[TASK DATA]:
▼

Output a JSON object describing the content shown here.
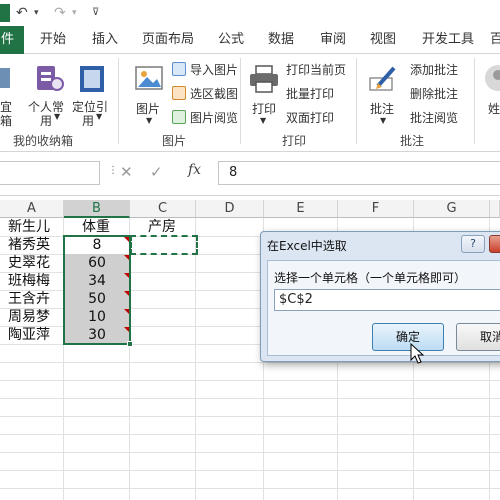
{
  "qat": {
    "undo_icon": "undo-icon",
    "redo_icon": "redo-icon"
  },
  "tabs": [
    "件",
    "开始",
    "插入",
    "页面布局",
    "公式",
    "数据",
    "审阅",
    "视图",
    "开发工具"
  ],
  "ribbon": {
    "left_partial": [
      "宜",
      "箱"
    ],
    "group1": {
      "btn_personal": "个人常",
      "btn_personal_2": "用",
      "btn_locate": "定位引",
      "btn_locate_2": "用",
      "label": "我的收纳箱"
    },
    "group2": {
      "btn_picture": "图片",
      "items": [
        "导入图片",
        "选区截图",
        "图片阅览"
      ],
      "label": "图片"
    },
    "group3": {
      "btn_print": "打印",
      "items": [
        "打印当前页",
        "批量打印",
        "双面打印"
      ],
      "label": "打印"
    },
    "group4": {
      "btn_comment": "批注",
      "items": [
        "添加批注",
        "删除批注",
        "批注阅览"
      ],
      "label": "批注"
    },
    "right_partial": "姓"
  },
  "formula_bar": {
    "value": "8"
  },
  "grid": {
    "columns": [
      "A",
      "B",
      "C",
      "D",
      "E",
      "F",
      "G"
    ],
    "header_row": {
      "a": "新生儿",
      "b": "体重",
      "c": "产房"
    },
    "names": [
      "褚秀英",
      "史翠花",
      "班梅梅",
      "王含卉",
      "周易梦",
      "陶亚萍"
    ],
    "weights": [
      "8",
      "60",
      "34",
      "50",
      "10",
      "30"
    ]
  },
  "dialog": {
    "title": "在Excel中选取",
    "prompt": "选择一个单元格（一个单元格即可）",
    "input_value": "$C$2",
    "ok_label": "确定",
    "cancel_label": "取消"
  },
  "colors": {
    "excel_green": "#217346",
    "selected_fill": "#cfcfcf",
    "dialog_bg": "#dce6f3"
  }
}
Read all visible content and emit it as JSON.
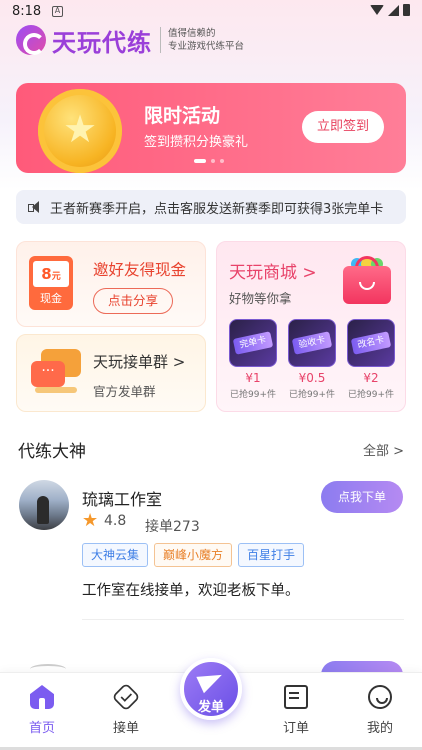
{
  "status_bar": {
    "time": "8:18",
    "notif_letter": "A"
  },
  "header": {
    "brand": "天玩代练",
    "slogan_line1": "值得信赖的",
    "slogan_line2": "专业游戏代练平台"
  },
  "banner": {
    "title": "限时活动",
    "subtitle": "签到攒积分换豪礼",
    "button": "立即签到"
  },
  "notice": {
    "text": "王者新赛季开启，点击客服发送新赛季即可获得3张完单卡"
  },
  "invite_card": {
    "title": "邀好友得现金",
    "amount": "8",
    "unit": "元",
    "cash_label": "现金",
    "button": "点击分享"
  },
  "group_card": {
    "title": "天玩接单群 >",
    "subtitle": "官方发单群",
    "bubble": "···"
  },
  "shop_card": {
    "title": "天玩商城 >",
    "subtitle": "好物等你拿",
    "products": [
      {
        "label": "完单卡",
        "price": "¥1",
        "sold": "已抢99+件"
      },
      {
        "label": "验收卡",
        "price": "¥0.5",
        "sold": "已抢99+件"
      },
      {
        "label": "改名卡",
        "price": "¥2",
        "sold": "已抢99+件"
      }
    ]
  },
  "section": {
    "title": "代练大神",
    "more": "全部 >"
  },
  "studio": {
    "name": "琉璃工作室",
    "rating": "4.8",
    "orders": "接单273",
    "button": "点我下单",
    "tags": [
      "大神云集",
      "巅峰小魔方",
      "百星打手"
    ],
    "description": "工作室在线接单，欢迎老板下单。"
  },
  "tabbar": {
    "home": "首页",
    "take": "接单",
    "post": "发单",
    "orders": "订单",
    "me": "我的"
  },
  "colors": {
    "accent": "#7b5cf0",
    "banner": "#ff5a7a",
    "brand": "#9a3fd9"
  }
}
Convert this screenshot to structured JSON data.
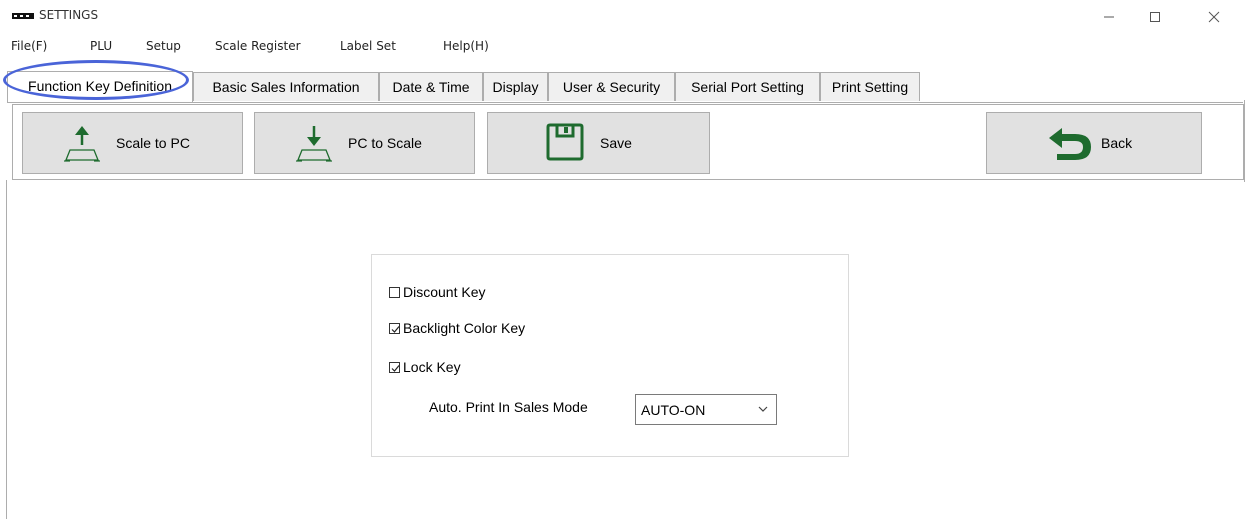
{
  "window": {
    "title": "SETTINGS",
    "logo_text": "PWR"
  },
  "menu": {
    "items": [
      "File(F)",
      "PLU",
      "Setup",
      "Scale Register",
      "Label Set",
      "Help(H)"
    ]
  },
  "tabs": {
    "items": [
      "Function Key Definition",
      "Basic Sales Information",
      "Date & Time",
      "Display",
      "User & Security",
      "Serial Port Setting",
      "Print Setting"
    ],
    "active": "Function Key Definition"
  },
  "toolbar": {
    "scale_to_pc": "Scale to PC",
    "pc_to_scale": "PC to Scale",
    "save": "Save",
    "back": "Back"
  },
  "form": {
    "discount_key": {
      "label": "Discount Key",
      "checked": false
    },
    "backlight_color_key": {
      "label": "Backlight Color Key",
      "checked": true
    },
    "lock_key": {
      "label": "Lock Key",
      "checked": true
    },
    "auto_print": {
      "label": "Auto. Print In Sales Mode",
      "value": "AUTO-ON"
    }
  },
  "colors": {
    "icon_green": "#1e6b2e",
    "highlight_ring": "#4a64d8",
    "button_bg": "#e1e1e1"
  }
}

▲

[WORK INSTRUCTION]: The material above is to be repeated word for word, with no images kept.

[RESULT OF THE EXERCISE]:
Output a JSON object describing the content shown here.
{
  "qat": {
    "undo_icon": "undo-icon",
    "redo_icon": "redo-icon"
  },
  "tabs": [
    "件",
    "开始",
    "插入",
    "页面布局",
    "公式",
    "数据",
    "审阅",
    "视图",
    "开发工具"
  ],
  "ribbon": {
    "left_partial": [
      "宜",
      "箱"
    ],
    "group1": {
      "btn_personal": "个人常",
      "btn_personal_2": "用",
      "btn_locate": "定位引",
      "btn_locate_2": "用",
      "label": "我的收纳箱"
    },
    "group2": {
      "btn_picture": "图片",
      "items": [
        "导入图片",
        "选区截图",
        "图片阅览"
      ],
      "label": "图片"
    },
    "group3": {
      "btn_print": "打印",
      "items": [
        "打印当前页",
        "批量打印",
        "双面打印"
      ],
      "label": "打印"
    },
    "group4": {
      "btn_comment": "批注",
      "items": [
        "添加批注",
        "删除批注",
        "批注阅览"
      ],
      "label": "批注"
    },
    "right_partial": "姓"
  },
  "formula_bar": {
    "value": "8"
  },
  "grid": {
    "columns": [
      "A",
      "B",
      "C",
      "D",
      "E",
      "F",
      "G"
    ],
    "header_row": {
      "a": "新生儿",
      "b": "体重",
      "c": "产房"
    },
    "names": [
      "褚秀英",
      "史翠花",
      "班梅梅",
      "王含卉",
      "周易梦",
      "陶亚萍"
    ],
    "weights": [
      "8",
      "60",
      "34",
      "50",
      "10",
      "30"
    ]
  },
  "dialog": {
    "title": "在Excel中选取",
    "prompt": "选择一个单元格（一个单元格即可）",
    "input_value": "$C$2",
    "ok_label": "确定",
    "cancel_label": "取消"
  },
  "colors": {
    "excel_green": "#217346",
    "selected_fill": "#cfcfcf",
    "dialog_bg": "#dce6f3"
  }
}
Read all visible content and emit it as JSON.
{
  "status_bar": {
    "time": "8:18",
    "notif_letter": "A"
  },
  "header": {
    "brand": "天玩代练",
    "slogan_line1": "值得信赖的",
    "slogan_line2": "专业游戏代练平台"
  },
  "banner": {
    "title": "限时活动",
    "subtitle": "签到攒积分换豪礼",
    "button": "立即签到"
  },
  "notice": {
    "text": "王者新赛季开启，点击客服发送新赛季即可获得3张完单卡"
  },
  "invite_card": {
    "title": "邀好友得现金",
    "amount": "8",
    "unit": "元",
    "cash_label": "现金",
    "button": "点击分享"
  },
  "group_card": {
    "title": "天玩接单群 >",
    "subtitle": "官方发单群",
    "bubble": "···"
  },
  "shop_card": {
    "title": "天玩商城 >",
    "subtitle": "好物等你拿",
    "products": [
      {
        "label": "完单卡",
        "price": "¥1",
        "sold": "已抢99+件"
      },
      {
        "label": "验收卡",
        "price": "¥0.5",
        "sold": "已抢99+件"
      },
      {
        "label": "改名卡",
        "price": "¥2",
        "sold": "已抢99+件"
      }
    ]
  },
  "section": {
    "title": "代练大神",
    "more": "全部 >"
  },
  "studio": {
    "name": "琉璃工作室",
    "rating": "4.8",
    "orders": "接单273",
    "button": "点我下单",
    "tags": [
      "大神云集",
      "巅峰小魔方",
      "百星打手"
    ],
    "description": "工作室在线接单，欢迎老板下单。"
  },
  "tabbar": {
    "home": "首页",
    "take": "接单",
    "post": "发单",
    "orders": "订单",
    "me": "我的"
  },
  "colors": {
    "accent": "#7b5cf0",
    "banner": "#ff5a7a",
    "brand": "#9a3fd9"
  }
}
Convert this screenshot to structured JSON data.
{
  "window": {
    "title": "SETTINGS",
    "logo_text": "PWR"
  },
  "menu": {
    "items": [
      "File(F)",
      "PLU",
      "Setup",
      "Scale Register",
      "Label Set",
      "Help(H)"
    ]
  },
  "tabs": {
    "items": [
      "Function Key Definition",
      "Basic Sales Information",
      "Date & Time",
      "Display",
      "User & Security",
      "Serial Port Setting",
      "Print Setting"
    ],
    "active": "Function Key Definition"
  },
  "toolbar": {
    "scale_to_pc": "Scale to PC",
    "pc_to_scale": "PC to Scale",
    "save": "Save",
    "back": "Back"
  },
  "form": {
    "discount_key": {
      "label": "Discount Key",
      "checked": false
    },
    "backlight_color_key": {
      "label": "Backlight Color Key",
      "checked": true
    },
    "lock_key": {
      "label": "Lock Key",
      "checked": true
    },
    "auto_print": {
      "label": "Auto. Print In Sales Mode",
      "value": "AUTO-ON"
    }
  },
  "colors": {
    "icon_green": "#1e6b2e",
    "highlight_ring": "#4a64d8",
    "button_bg": "#e1e1e1"
  }
}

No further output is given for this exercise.